### PROMPT
Which lines of the records below contain the word "data"? Report each of them in full.

### GIVEN INFORMATION
^^^^
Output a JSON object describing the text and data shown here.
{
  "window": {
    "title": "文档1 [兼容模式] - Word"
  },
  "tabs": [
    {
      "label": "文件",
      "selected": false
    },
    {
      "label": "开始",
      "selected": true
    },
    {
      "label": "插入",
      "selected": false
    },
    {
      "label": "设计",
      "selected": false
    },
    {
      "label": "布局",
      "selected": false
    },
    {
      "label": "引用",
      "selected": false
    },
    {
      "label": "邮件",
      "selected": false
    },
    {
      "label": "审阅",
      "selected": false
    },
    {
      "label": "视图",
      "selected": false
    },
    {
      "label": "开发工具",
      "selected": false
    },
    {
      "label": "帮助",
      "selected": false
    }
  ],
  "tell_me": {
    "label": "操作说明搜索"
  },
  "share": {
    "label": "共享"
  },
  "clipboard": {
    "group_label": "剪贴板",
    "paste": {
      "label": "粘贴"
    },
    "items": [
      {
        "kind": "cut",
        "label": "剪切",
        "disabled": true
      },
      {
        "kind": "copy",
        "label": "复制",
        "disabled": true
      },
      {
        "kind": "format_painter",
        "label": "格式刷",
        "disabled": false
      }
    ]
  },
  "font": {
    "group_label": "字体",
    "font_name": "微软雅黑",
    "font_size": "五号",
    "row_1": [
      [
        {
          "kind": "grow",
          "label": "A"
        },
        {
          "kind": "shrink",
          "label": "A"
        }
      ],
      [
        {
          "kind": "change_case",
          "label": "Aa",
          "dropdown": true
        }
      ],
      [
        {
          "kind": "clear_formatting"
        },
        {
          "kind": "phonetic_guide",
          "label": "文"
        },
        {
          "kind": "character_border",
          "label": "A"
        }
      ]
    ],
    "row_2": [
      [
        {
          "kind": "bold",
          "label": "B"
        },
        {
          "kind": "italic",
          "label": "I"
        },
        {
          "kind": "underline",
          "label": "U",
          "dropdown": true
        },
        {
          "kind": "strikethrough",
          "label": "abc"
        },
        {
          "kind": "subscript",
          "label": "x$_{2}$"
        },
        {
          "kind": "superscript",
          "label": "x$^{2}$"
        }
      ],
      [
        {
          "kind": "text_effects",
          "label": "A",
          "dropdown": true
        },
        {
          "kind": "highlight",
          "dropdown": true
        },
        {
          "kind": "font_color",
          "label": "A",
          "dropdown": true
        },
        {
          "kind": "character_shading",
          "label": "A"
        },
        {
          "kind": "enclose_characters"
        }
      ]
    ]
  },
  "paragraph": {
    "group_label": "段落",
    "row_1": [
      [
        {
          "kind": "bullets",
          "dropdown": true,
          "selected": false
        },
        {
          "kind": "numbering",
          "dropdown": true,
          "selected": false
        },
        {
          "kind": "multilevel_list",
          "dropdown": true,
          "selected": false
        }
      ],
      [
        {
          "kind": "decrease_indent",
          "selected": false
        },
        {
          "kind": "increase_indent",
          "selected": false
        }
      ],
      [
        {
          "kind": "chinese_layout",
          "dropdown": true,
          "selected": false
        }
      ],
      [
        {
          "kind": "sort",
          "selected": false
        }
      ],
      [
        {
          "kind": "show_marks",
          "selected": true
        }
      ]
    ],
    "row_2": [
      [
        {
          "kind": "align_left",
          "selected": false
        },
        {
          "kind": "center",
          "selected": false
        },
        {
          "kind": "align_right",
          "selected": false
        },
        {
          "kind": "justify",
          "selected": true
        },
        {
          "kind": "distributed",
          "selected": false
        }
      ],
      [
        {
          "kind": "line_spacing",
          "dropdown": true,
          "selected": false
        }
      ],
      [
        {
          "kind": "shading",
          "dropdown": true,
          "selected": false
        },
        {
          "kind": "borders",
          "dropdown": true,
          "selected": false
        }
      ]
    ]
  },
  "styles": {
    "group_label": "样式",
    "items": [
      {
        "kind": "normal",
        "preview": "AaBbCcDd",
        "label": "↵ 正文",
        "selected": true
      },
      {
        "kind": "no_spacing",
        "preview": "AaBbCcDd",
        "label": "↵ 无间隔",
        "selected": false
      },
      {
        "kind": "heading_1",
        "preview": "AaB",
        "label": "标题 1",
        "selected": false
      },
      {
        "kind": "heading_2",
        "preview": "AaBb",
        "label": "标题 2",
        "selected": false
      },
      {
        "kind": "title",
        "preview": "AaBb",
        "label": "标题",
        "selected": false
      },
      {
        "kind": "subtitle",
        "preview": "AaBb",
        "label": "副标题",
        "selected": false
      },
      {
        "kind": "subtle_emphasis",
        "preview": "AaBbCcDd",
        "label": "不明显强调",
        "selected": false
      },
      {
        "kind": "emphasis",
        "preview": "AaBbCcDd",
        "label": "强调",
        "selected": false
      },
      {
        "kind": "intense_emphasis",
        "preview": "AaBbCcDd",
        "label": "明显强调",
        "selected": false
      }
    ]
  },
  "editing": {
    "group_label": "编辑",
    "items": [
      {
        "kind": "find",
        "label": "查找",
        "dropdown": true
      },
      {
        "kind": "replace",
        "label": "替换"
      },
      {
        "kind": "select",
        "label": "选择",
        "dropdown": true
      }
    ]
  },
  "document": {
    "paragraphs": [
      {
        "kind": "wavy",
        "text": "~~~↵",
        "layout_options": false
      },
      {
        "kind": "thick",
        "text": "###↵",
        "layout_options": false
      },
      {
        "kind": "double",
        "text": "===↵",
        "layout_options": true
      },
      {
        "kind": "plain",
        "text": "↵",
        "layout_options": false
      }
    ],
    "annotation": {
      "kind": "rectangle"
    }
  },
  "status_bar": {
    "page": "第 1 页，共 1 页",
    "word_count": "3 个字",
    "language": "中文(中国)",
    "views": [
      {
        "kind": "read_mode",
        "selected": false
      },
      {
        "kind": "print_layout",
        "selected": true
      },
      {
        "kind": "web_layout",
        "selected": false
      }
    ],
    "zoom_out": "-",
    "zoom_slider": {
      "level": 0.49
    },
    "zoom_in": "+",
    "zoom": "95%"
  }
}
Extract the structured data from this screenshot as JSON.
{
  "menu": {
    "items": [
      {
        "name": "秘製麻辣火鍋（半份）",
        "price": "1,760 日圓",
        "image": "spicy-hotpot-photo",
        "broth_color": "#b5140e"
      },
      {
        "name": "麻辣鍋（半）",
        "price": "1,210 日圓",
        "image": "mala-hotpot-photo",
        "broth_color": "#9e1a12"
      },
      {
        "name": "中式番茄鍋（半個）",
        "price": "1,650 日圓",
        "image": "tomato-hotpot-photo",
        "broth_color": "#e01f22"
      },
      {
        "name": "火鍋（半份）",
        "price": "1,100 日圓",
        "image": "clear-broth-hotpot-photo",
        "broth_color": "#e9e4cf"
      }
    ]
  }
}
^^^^
### COMPLETED EXERCISE
Output a JSON object describing the text and data shown here.
Extract the structured data from this screenshot as JSON.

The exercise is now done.